Does seasonal flooding give a native species an edge over a global invader?

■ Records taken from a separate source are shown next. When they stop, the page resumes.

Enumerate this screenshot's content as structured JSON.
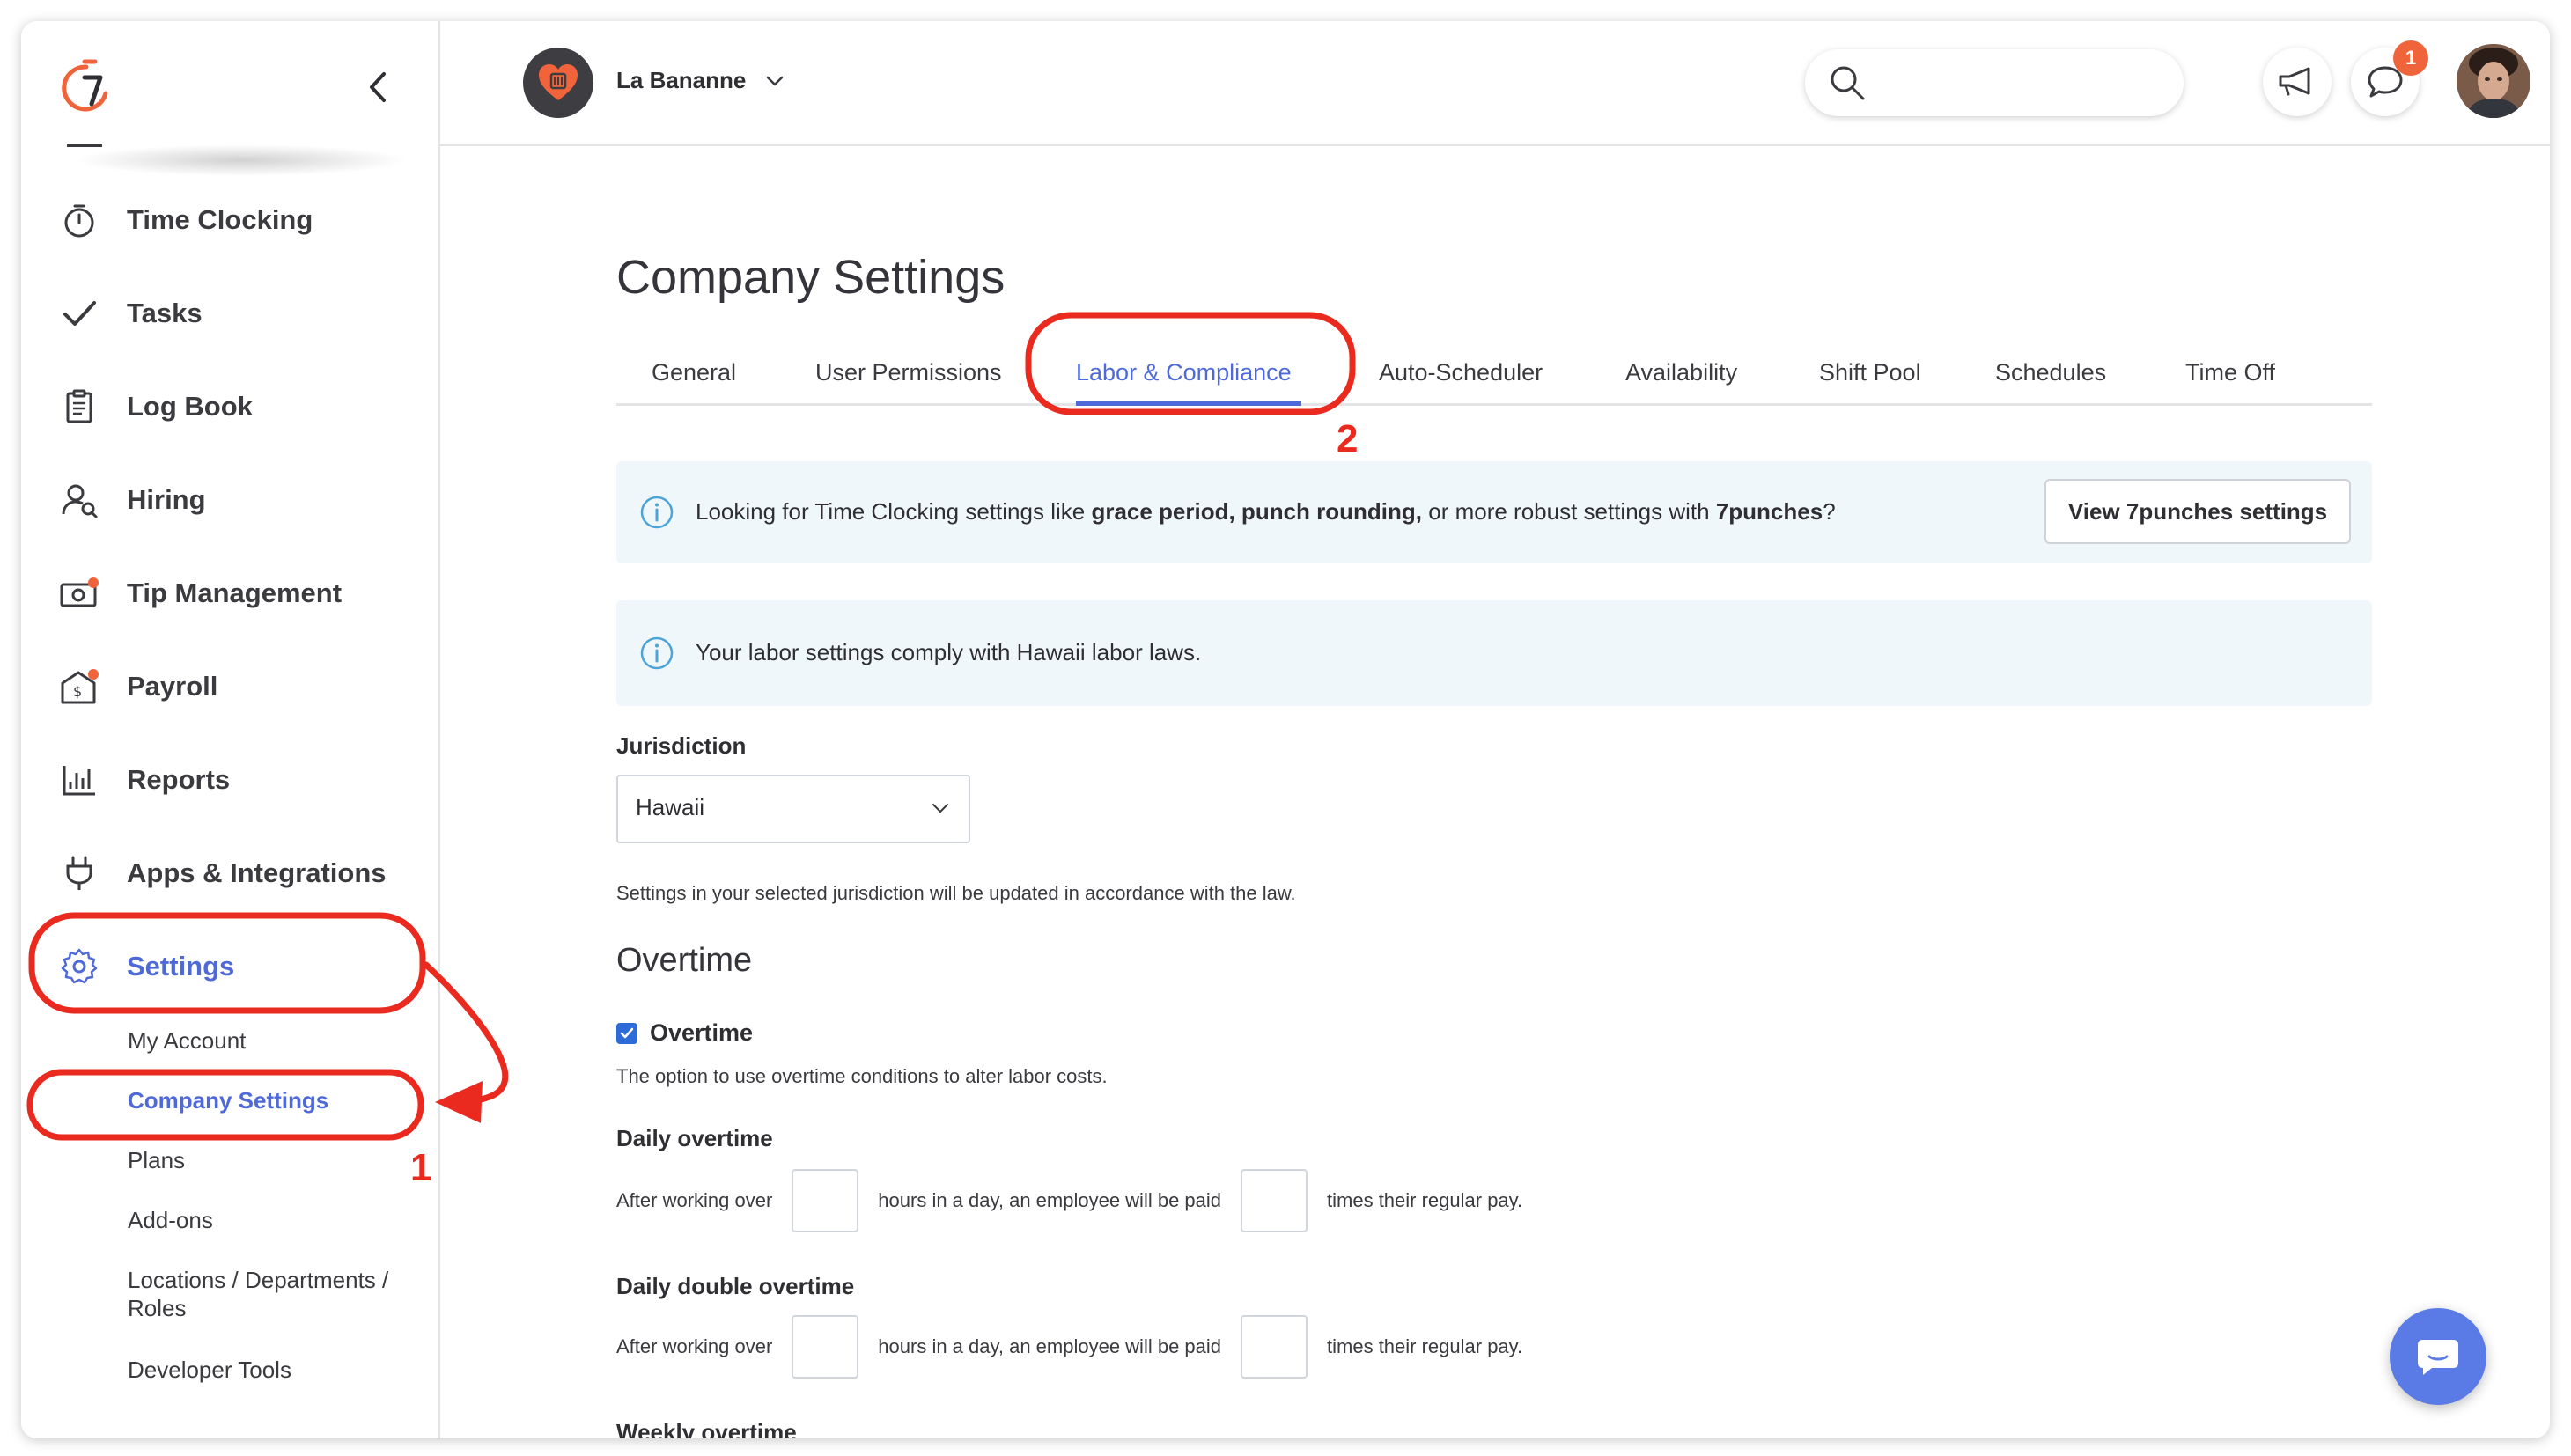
{
  "sidebar": {
    "items": [
      {
        "label": "Time Clocking",
        "icon": "stopwatch-icon"
      },
      {
        "label": "Tasks",
        "icon": "checkmark-icon"
      },
      {
        "label": "Log Book",
        "icon": "clipboard-icon"
      },
      {
        "label": "Hiring",
        "icon": "person-search-icon"
      },
      {
        "label": "Tip Management",
        "icon": "cash-icon"
      },
      {
        "label": "Payroll",
        "icon": "payroll-envelope-icon"
      },
      {
        "label": "Reports",
        "icon": "bar-chart-icon"
      },
      {
        "label": "Apps & Integrations",
        "icon": "plug-icon"
      },
      {
        "label": "Settings",
        "icon": "gear-icon"
      }
    ],
    "sub_items": [
      {
        "label": "My Account"
      },
      {
        "label": "Company Settings"
      },
      {
        "label": "Plans"
      },
      {
        "label": "Add-ons"
      },
      {
        "label": "Locations / Departments / Roles"
      },
      {
        "label": "Developer Tools"
      }
    ]
  },
  "header": {
    "company_name": "La Bananne",
    "search_placeholder": "",
    "notification_count": "1",
    "accent_color": "#f0643c"
  },
  "main": {
    "title": "Company Settings",
    "tabs": [
      {
        "label": "General"
      },
      {
        "label": "User Permissions"
      },
      {
        "label": "Labor & Compliance"
      },
      {
        "label": "Auto-Scheduler"
      },
      {
        "label": "Availability"
      },
      {
        "label": "Shift Pool"
      },
      {
        "label": "Schedules"
      },
      {
        "label": "Time Off"
      }
    ],
    "active_tab": "Labor & Compliance",
    "info_banner": {
      "text_1": "Looking for Time Clocking settings like ",
      "bold_1": "grace period, punch rounding,",
      "text_2": " or more robust settings with ",
      "bold_2": "7punches",
      "text_3": "?",
      "button_label": "View 7punches settings"
    },
    "compliance_banner": {
      "text": "Your labor settings comply with Hawaii labor laws."
    },
    "jurisdiction": {
      "label": "Jurisdiction",
      "selected": "Hawaii",
      "help": "Settings in your selected jurisdiction will be updated in accordance with the law."
    },
    "overtime": {
      "section_title": "Overtime",
      "checkbox_label": "Overtime",
      "checkbox_checked": true,
      "description": "The option to use overtime conditions to alter labor costs.",
      "daily": {
        "title": "Daily overtime",
        "prefix": "After working over",
        "middle": "hours in a day, an employee will be paid",
        "suffix": "times their regular pay.",
        "hours_value": "",
        "multiplier_value": ""
      },
      "daily_double": {
        "title": "Daily double overtime",
        "prefix": "After working over",
        "middle": "hours in a day, an employee will be paid",
        "suffix": "times their regular pay.",
        "hours_value": "",
        "multiplier_value": ""
      },
      "weekly": {
        "title": "Weekly overtime"
      }
    }
  },
  "annotations": {
    "step_1": "1",
    "step_2": "2",
    "color": "#ea2a1f"
  }
}
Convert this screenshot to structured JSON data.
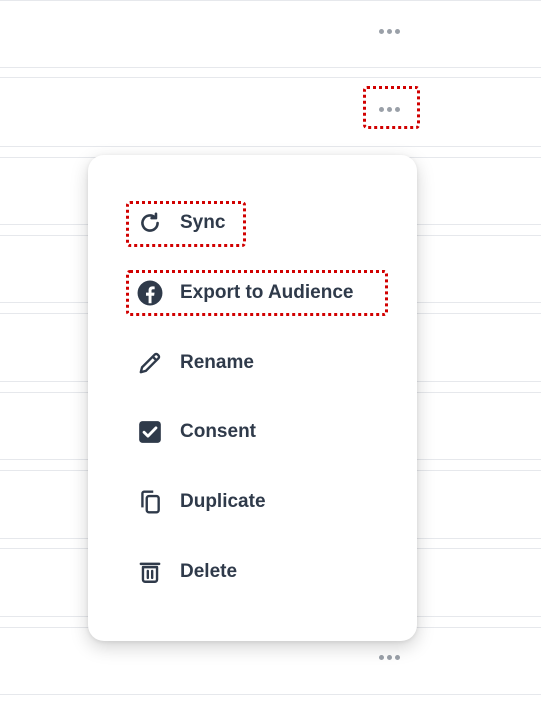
{
  "table": {
    "more_button_glyph": "•••"
  },
  "context_menu": {
    "items": [
      {
        "label": "Sync",
        "icon": "sync-icon"
      },
      {
        "label": "Export to Audience",
        "icon": "facebook-icon"
      },
      {
        "label": "Rename",
        "icon": "pencil-icon"
      },
      {
        "label": "Consent",
        "icon": "checkbox-checked-icon"
      },
      {
        "label": "Duplicate",
        "icon": "duplicate-icon"
      },
      {
        "label": "Delete",
        "icon": "trash-icon"
      }
    ]
  },
  "colors": {
    "text": "#2f3a4a",
    "icon": "#2f3a4a",
    "divider": "#e6e8ec",
    "highlight": "#d10000"
  }
}
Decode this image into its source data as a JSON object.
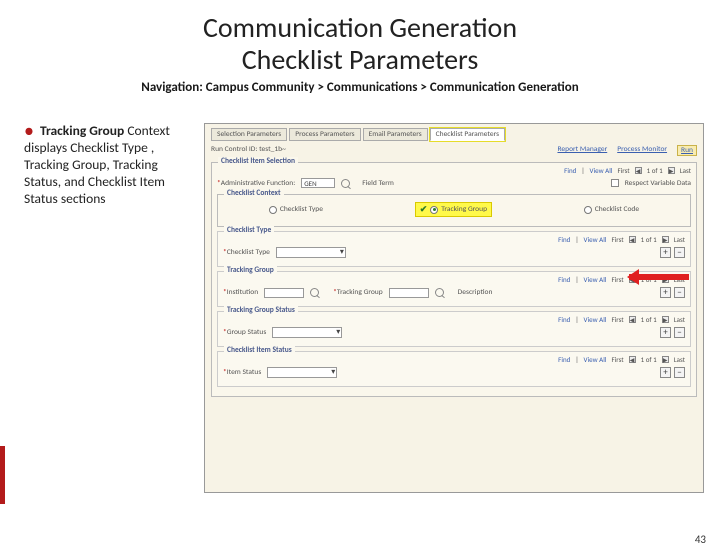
{
  "title_line1": "Communication Generation",
  "title_line2": "Checklist Parameters",
  "nav": "Navigation: Campus Community > Communications > Communication Generation",
  "bullet": {
    "lead": "Tracking Group",
    "rest": " Context displays Checklist Type , Tracking Group, Tracking Status, and Checklist Item Status sections"
  },
  "tabs": [
    "Selection Parameters",
    "Process Parameters",
    "Email Parameters",
    "Checklist Parameters"
  ],
  "run_control": {
    "label": "Run Control ID:",
    "value": "test_1b~"
  },
  "top_links": {
    "report": "Report Manager",
    "monitor": "Process Monitor",
    "run": "Run"
  },
  "group_main_title": "Checklist Item Selection",
  "findbar": {
    "find": "Find",
    "viewall": "View All",
    "first": "First",
    "count": "1 of 1",
    "last": "Last"
  },
  "admin_func": {
    "label": "Administrative Function:",
    "value": "GEN"
  },
  "field_term": "Field Term",
  "respect_var": "Respect Variable Data",
  "context_title": "Checklist Context",
  "context_opts": {
    "type": "Checklist Type",
    "group": "Tracking Group",
    "code": "Checklist Code"
  },
  "sub_type": {
    "title": "Checklist Type",
    "label": "Checklist Type"
  },
  "sub_group": {
    "title": "Tracking Group",
    "inst": "Institution",
    "tg": "Tracking Group",
    "desc": "Description"
  },
  "sub_status": {
    "title": "Tracking Group Status",
    "label": "Group Status"
  },
  "sub_item": {
    "title": "Checklist Item Status",
    "label": "Item Status"
  },
  "page_number": "43"
}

1. The factors that promote coexistence of global invaders and native species are poorly understood. The role of abiotic factors in determining the dominance of invasive species is also an area of increasing interest. Gambusia holbrooki (Eastern Mosquitofish) is an important global invader, displacing endemic fish and frogs on four continents. However, Gambusia co-occurs with a similar-sized fish (Hypseleotris spp.) in dynamic floodplain wetland pools of south-eastern Australia. 2. We examined the relative abundance of Gambusia and Hypseleotris in regularly flooded and irregularly flooded pools to determine whether seasonal hydrological disturbance may be advantageous to the native species. We aimed to determine whether Gambusia and Hypseleotris populations respond differently to regular seasonal flooding and whether this could reduce the ability of Gambusia to dominate numerically the native species. We tested this by sampling fish bi-monthly in 15 floodplain pools over 2.5 years. 3. We found that the relative abundance of the two species differed between regularly and irregularly flooded pools, while both pool types persisted (over a period of a year). Hypseleotris were numerically dominant in regularly flooded pools from spring through to autumn, following a major spring flood. In contrast, Gambusia were more abundant than Hypseleotris in irregularly flooded pools from summer until pools dried completely. 4. Due to the higher reproductive response of Hypseleotris to a spring flood, and the timing of its breeding season, we suggest that Hypseleotris may have a reproductive advantage over Gambusia during productive post-flood spring/summer conditions. While the abundances of both species were usually within a similar range, variation in hydrologic habitats and the inter-play between life-history traits and hydrologic disturbance may nonetheless give the native fish an edge.